  • Cashing in on rural chic. With over 15 million subscribers, the rural lifestyle vlogger and cook extraordinare Li Ziqi is the biggest YouTube star from China. She's also immensely popular at home, where she's converted her earthy influence into a consumer food brand, according to Tracy Ji, a founding partner of Meridian Capital and early investor in Li's company. "We are comparing Li Ziqi's brand to Coco Chanel — from a [key opinion leader] to a cultural symbol, and eventually a sustainable brand," Ji told Chinese media.
  • Tesla's tough year gets tougher. On Monday afternoon, a Tesla car hit two traffic cops in Zhejiang, China, causing one to die from the injuries, according to Chinese outlet National Business Daily. Despite Elon Musk's personal appeal among Chinese fans, the company has found itself at the center of several firestorms this year, ranging from concerns over data privacy to design issues with the brake system. Chinese social media is asking whether a defective brake caused this latest accident.

One More Thing

Alibaba meets the UC Berkeley library

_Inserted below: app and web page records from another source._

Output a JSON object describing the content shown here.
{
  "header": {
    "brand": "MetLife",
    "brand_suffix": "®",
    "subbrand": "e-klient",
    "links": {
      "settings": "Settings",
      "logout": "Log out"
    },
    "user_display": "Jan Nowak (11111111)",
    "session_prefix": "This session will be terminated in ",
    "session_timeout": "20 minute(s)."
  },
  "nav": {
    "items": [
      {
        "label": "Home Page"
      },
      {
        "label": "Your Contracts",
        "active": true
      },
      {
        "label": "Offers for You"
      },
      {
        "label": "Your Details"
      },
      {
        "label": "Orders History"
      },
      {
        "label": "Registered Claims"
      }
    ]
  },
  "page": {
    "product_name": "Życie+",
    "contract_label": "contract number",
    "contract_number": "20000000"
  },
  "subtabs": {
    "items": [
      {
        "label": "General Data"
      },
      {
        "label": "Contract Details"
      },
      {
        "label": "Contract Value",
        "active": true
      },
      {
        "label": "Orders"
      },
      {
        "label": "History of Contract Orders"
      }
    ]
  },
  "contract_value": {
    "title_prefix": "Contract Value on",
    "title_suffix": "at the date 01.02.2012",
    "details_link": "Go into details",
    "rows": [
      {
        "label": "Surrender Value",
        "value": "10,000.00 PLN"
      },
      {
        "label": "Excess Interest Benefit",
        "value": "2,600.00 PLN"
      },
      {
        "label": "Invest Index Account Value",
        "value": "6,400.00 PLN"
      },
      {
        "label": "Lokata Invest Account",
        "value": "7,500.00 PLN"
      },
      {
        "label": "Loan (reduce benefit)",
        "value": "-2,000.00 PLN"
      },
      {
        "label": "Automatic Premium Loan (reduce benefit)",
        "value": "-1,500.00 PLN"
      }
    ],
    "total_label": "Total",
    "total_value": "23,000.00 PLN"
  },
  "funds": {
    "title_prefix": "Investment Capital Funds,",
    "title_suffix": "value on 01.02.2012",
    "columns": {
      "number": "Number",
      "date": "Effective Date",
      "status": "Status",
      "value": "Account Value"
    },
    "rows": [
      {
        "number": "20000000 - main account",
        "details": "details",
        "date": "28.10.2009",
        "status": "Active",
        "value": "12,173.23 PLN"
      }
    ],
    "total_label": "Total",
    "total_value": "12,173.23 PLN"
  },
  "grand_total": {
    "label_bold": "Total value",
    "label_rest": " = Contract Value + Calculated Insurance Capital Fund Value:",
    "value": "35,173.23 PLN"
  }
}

Over the past two years, researchers at Alibaba's Damo Academy have been hard at work training AI models to parse ancient Chinese texts housed at the University of California, Berkeley. They recently released their first tranche of results, comprising over 200,000 pages of searchable books. Alibaba used optical character recognition, which is notoriously unreliable as old texts are written by hand and vary widely. But Alibaba achieved accuracy levels exceeding 96%, helping to advance machine learning models for Chinese character recognition and making the musings of the ancients easier to access.

Recent Issues

Lobbying, China style